[Records supplied — start]

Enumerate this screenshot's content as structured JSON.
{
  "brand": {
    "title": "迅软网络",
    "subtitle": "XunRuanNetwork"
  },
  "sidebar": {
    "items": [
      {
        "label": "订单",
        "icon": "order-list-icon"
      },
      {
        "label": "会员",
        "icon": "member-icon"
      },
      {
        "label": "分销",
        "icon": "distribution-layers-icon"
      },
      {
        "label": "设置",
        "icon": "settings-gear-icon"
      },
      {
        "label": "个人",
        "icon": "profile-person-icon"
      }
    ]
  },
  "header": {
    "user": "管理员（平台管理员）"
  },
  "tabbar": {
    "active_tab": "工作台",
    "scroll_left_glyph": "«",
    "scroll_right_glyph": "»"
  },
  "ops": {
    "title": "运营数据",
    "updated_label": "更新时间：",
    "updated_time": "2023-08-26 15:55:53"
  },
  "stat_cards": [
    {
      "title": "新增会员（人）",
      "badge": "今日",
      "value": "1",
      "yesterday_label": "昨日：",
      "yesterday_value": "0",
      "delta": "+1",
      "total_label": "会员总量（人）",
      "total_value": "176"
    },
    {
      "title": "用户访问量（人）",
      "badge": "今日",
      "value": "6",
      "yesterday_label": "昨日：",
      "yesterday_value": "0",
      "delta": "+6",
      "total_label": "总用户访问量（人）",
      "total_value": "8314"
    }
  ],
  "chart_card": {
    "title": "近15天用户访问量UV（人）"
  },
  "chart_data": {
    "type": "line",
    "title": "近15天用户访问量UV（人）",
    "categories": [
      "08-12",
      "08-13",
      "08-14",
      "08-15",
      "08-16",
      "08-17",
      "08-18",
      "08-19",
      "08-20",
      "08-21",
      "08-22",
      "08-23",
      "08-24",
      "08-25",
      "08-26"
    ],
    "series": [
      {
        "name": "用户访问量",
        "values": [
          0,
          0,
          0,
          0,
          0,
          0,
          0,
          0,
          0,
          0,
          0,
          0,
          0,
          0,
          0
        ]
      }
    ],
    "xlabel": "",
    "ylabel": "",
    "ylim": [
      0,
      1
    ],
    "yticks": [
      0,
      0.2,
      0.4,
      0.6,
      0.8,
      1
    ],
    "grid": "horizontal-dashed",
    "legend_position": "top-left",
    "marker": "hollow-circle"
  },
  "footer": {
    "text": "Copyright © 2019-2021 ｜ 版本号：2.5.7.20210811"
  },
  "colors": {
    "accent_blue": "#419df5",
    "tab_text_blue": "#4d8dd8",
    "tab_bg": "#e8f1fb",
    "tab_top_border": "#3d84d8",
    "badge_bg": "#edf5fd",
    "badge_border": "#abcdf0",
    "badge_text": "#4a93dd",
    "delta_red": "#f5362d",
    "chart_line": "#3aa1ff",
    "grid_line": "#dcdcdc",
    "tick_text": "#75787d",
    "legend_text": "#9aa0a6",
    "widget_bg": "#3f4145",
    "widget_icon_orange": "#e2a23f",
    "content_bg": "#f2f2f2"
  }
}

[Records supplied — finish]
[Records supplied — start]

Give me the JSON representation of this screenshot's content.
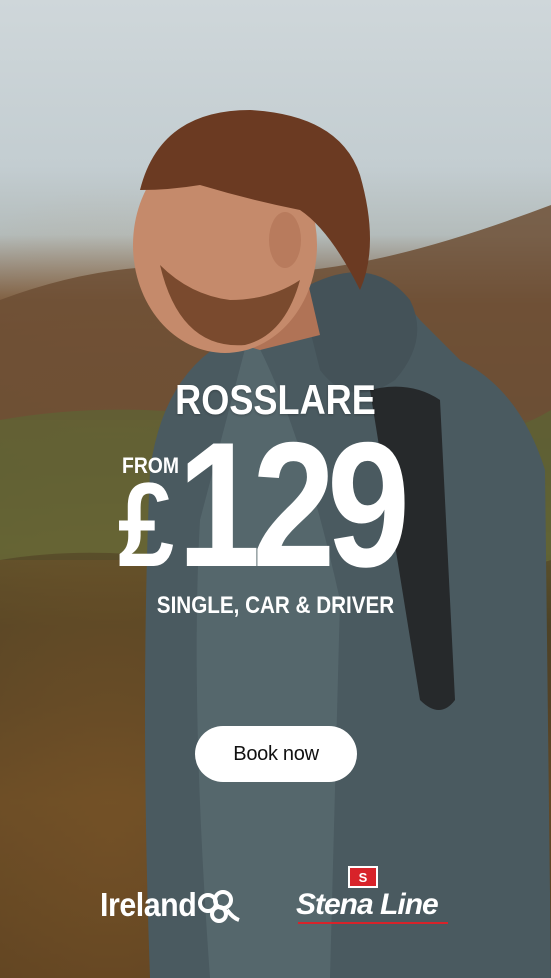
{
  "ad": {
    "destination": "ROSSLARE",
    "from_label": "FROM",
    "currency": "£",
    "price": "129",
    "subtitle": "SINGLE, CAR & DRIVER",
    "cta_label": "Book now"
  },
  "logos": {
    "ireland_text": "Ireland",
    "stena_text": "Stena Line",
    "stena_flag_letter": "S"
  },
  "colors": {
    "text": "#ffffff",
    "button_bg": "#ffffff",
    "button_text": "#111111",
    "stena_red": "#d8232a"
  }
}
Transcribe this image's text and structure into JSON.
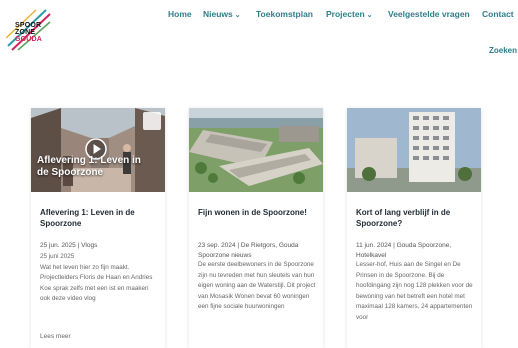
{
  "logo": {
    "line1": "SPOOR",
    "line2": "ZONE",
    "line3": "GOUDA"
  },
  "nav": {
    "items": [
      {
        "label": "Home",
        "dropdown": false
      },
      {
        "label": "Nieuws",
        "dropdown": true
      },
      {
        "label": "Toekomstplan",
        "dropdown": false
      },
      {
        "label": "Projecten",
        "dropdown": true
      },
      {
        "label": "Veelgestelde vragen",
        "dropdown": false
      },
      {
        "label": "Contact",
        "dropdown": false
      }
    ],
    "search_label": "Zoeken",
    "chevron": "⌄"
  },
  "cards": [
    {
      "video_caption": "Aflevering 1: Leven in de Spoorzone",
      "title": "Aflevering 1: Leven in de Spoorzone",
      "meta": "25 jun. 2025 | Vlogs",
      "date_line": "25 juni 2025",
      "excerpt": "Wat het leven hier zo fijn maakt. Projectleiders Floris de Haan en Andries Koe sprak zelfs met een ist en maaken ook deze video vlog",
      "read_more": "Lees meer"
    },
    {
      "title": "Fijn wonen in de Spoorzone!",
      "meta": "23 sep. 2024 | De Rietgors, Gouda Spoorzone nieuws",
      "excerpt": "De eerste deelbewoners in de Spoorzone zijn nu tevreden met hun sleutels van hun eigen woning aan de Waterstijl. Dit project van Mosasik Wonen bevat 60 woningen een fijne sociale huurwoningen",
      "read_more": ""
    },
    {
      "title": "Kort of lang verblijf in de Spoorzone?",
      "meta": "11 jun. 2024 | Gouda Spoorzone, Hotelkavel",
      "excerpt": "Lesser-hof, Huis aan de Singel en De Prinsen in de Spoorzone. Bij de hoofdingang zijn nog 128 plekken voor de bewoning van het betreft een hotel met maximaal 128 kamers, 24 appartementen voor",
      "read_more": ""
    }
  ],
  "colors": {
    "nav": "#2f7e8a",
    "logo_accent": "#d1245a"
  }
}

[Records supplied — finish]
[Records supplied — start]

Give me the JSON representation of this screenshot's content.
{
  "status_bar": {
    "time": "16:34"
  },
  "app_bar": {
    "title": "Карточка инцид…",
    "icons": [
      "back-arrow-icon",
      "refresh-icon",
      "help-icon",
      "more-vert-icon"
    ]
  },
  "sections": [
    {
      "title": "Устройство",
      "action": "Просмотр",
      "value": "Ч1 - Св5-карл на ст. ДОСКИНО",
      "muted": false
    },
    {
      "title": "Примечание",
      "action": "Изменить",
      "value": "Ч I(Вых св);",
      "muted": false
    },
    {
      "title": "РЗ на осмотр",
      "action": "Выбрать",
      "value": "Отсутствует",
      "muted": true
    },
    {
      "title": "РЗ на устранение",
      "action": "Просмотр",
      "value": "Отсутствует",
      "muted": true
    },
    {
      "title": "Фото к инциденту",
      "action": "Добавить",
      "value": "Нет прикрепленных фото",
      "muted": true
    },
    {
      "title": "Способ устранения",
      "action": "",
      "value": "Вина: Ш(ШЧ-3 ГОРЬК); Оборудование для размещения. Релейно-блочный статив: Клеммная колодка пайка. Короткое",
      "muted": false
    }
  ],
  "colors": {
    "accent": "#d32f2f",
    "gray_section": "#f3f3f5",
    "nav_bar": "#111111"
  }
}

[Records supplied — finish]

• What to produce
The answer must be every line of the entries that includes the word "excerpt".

• Reply
      "excerpt": "Wat het leven hier zo fijn maakt. Projectleiders Floris de Haan en Andries Koe sprak zelfs met een ist en maaken ook deze video vlog",
      "excerpt": "De eerste deelbewoners in de Spoorzone zijn nu tevreden met hun sleutels van hun eigen woning aan de Waterstijl. Dit project van Mosasik Wonen bevat 60 woningen een fijne sociale huurwoningen",
      "excerpt": "Lesser-hof, Huis aan de Singel en De Prinsen in de Spoorzone. Bij de hoofdingang zijn nog 128 plekken voor de bewoning van het betreft een hotel met maximaal 128 kamers, 24 appartementen voor",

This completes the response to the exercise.